How to Use and Understand Maps: How-To

This short explanation of several map terms and concepts is a good place to start learning about maps.

How Do I Browse for Maps for a Specific Country or Geographical Region?

Consult our LC Map Call Numbers Finding Aid, an alphabetical list of countries, regions, states, and cities with an emphasis on the Pacific Northwest.

How Do I Interpret Library of Congress Map Call Numbers?

Library of Congress call numbers for maps can be broken down into several basic components:

  • where,
  • what,
  • when,
  • which scale, and
  • who created it.

(Not every component is present in every call number.)

Where is represented by the letter G and four numbers. Consult our partial list of geographic areas for more information.

What—that is, the subject matter of the map—is a bit more complicated.

Each geographic area can be additionally broken down by subdivisions, based on the last digit:

  • 0 or 5—a general map of the geographic area
  • 1 or 6—map of a subject within that area (roads, geology, etc.)
  • 2 or 7—map of a region or natural feature (body of water, mountains, island, etc.)
  • 3 or 8—map of a major political division (county, state, province, etc.)
  • 4 or 9—map of a city or town

So, for example, if G4280 is the general call number for Washington State,

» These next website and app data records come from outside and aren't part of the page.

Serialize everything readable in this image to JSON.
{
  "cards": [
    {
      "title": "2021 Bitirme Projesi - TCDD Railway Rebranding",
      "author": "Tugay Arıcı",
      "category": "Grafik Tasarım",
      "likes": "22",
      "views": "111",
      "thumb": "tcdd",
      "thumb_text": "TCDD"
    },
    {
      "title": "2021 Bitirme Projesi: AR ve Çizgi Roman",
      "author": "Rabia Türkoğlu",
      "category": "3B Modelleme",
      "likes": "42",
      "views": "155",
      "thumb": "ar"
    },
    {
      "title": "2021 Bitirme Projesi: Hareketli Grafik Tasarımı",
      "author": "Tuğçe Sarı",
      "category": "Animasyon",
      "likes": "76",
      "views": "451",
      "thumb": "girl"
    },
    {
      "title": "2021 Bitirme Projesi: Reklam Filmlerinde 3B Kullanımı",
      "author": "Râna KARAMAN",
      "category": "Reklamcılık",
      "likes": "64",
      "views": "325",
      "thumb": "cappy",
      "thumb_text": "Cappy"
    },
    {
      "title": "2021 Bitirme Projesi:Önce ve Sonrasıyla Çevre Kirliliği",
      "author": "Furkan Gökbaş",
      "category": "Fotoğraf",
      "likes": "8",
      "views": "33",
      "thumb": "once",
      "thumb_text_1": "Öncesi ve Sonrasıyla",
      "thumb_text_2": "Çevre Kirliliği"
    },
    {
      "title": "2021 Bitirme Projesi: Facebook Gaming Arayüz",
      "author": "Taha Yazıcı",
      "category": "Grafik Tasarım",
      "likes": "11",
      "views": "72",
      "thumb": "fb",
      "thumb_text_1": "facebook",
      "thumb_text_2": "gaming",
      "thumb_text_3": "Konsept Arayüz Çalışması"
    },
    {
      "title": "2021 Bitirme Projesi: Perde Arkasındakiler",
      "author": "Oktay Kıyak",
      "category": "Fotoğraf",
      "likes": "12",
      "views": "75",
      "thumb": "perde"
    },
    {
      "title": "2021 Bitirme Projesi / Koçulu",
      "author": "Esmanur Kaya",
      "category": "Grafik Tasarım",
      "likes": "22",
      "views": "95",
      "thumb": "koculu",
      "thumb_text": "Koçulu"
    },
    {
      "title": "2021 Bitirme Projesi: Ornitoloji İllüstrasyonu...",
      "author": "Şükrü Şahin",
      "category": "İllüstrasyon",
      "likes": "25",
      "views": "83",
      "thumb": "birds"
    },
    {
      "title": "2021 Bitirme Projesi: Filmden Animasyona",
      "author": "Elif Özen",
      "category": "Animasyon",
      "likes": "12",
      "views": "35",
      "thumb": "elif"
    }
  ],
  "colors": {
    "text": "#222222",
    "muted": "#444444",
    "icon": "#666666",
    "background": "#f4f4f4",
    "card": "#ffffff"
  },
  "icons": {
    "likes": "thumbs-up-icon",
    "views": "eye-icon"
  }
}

  • G4281 indicates that the map is about a subject within the state of Washington (ex. mineral resources)
  • G4282 indicates that the map is about a region or natural feature within Washington (ex. Mount Rainier)
  • G4283 indicates that the map is about a major political division (ex. King County)
  • G4284 indicates that the map is about a city or town (ex. Issaquah)

A general map (ending in 0 or 5) will not have a subdivision. All other kinds of maps (ending in 1-4 or 6-9) will.

When—the date of publication—is represented by a year. If the year of publication is not known, it will have a question mark and may also have one or more dashes. For example, 197-? indicates that the cataloger believes that the map was published sometime in the 1970s.

Which scale is only used for sets of maps all in the same scale, such as topographic sets. It is represented by the letter s and a number. For example, s250 represents the scale of 1:250,000.

Who—the author of the map—is represented by a period, one letter, and one or more numbers. This is called a Cutter number or a Cutter.


Examples:

  • A general map of WA state has the following call number:
    G4280 1987 .A4
    where (G4280—WA state), when (1987), who (.A4—Allen Cartography)
     
  • A map of the roads of Seattle has the following call number:
    G4284.S4P2 1999 .T5
    where (G4284—WA state by city; .S4—Seattle), what (P2—roads), when (1999), who (.T5—Thomas Bros. Maps)
     
  • A topographic map of India has the following call number:
    G7650 s250 .I5
    where (G7650—India), which scale (s250—1:250,000), who (.I5—the Indian government)

How Do I Interpret Topographic Map Symbols?

The United States Geological Survey (USGS) has a detailed description of topographic map symbols.